  • Physical safety equipment. Carry a helmet, goggles, and gas or respirator mask in case tear gas, rubber bullets or molotov cocktails are deployed on the scene. Also carry a first-aid kit including compresses and ointment for burns, and a simple velcro strap that can be used as a sling and a tourniquet in the event of a bleeding injury.
  • Other useful supplies: Bring water, high-protein energy bars and toilet paper as in case one is out for longer than originally anticipated. Reserve an extra bottle of cold water to rinse the eyes and body in case tear gas is fired.

Digital security 

  • Use a VPN (virtual private network). If using mobile phone data or public WiFi, a user’s communication could be at risk of third party viewers from internet service providers. A VPN hides internet traffic in real-time by creating an encrypted tunnel for data to travel through, protecting a user’s identity.
  • Consider using mesh messaging apps. Communicating online can become difficult in large crowds from weak phone signals, an easy solution is to use mesh messaging apps which utilises the phone’s built-in bluetooth antenna to send and receive off-the-grid messages while offline to other phones that are located in the vicinity and use the same software.
  • Carry a clean burner phone in case a device is lost or taken away. If a device such as a mobile phone is lost or taken away by the police, assume that it will never be returned. If the device is returned, it should not be used as a precaution against potentially installed spyware.


  • Scope out the scene ahead of time. Positioning at a protest is important to one’s safety. It is advised to scope out the scene of the protest and locate a firm structure or piece of furniture attached to the ground, such as a pillar or park bench. This will act as a “sea break” in the middle of a crowd, where one can safely conduct interviews or film the action. If a crowd loses control, it will move around the object like a river while the journalist remains in one place.
  • Stay on the outskirts of a crowd to avoid the risk of getting trampled. This also allows an easier escape. When pushing through a crowd, push at the hip line to get through easier.
  • Conduct regular awareness checks. It is crucial to stay engaged with one’s surroundings while reporting at a protest. Pay attention to sounds and scenes; stay behind anyone firing rubber bullets or other objects. Regularly scope out potential exits and escape routes.
  • Keep an eye on the crowd density. If one can see the nape of someone’s neck or buttons on their shirt, this is an indication that the crowd isn’t too dense. If the protesters’ chins are not visible anymore, this means the crowd has reached a critical density point after which people might become distressed and possibly panic. 

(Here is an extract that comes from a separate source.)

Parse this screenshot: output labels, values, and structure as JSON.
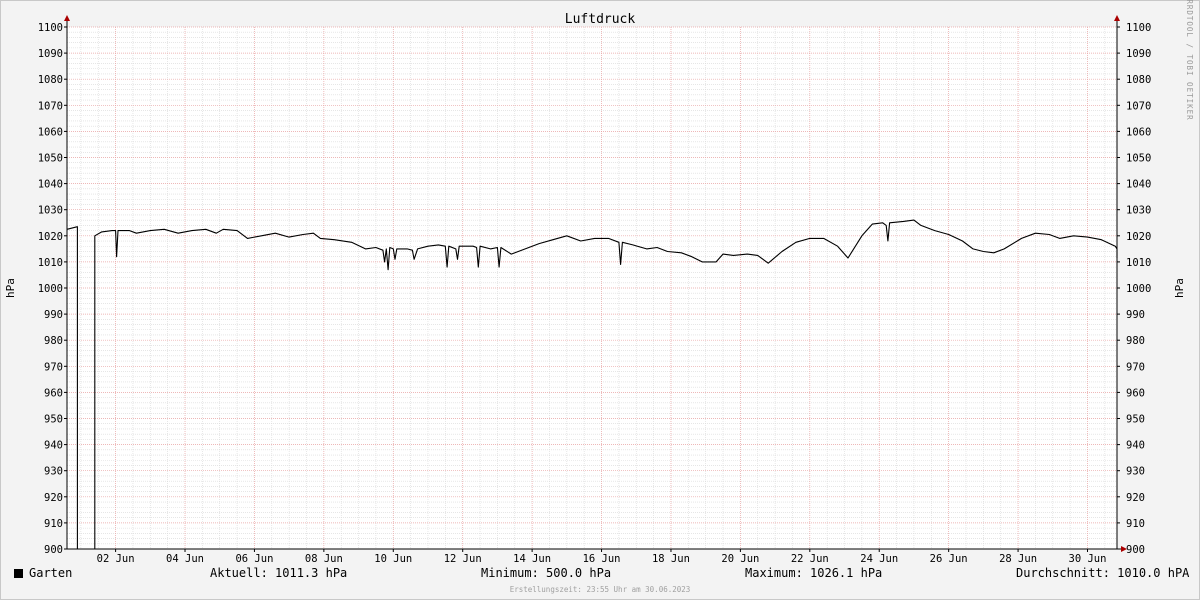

Encountering law enforcement

  • If subject to random stop and search, remember that early cooperation with the police is key. In many countries, police have the right to stop and search civilians without stated reasons and one may be required to produce personal and professional identification.  At times an officer may also ask to look through personal items. In this situation, it is important to continue to be compliant and not argue.
  • In the case of arrest, journalists must remember their right to silence. The police could use intimidation tactics and even torture to get individuals to talk in order to avoid opening an investigation.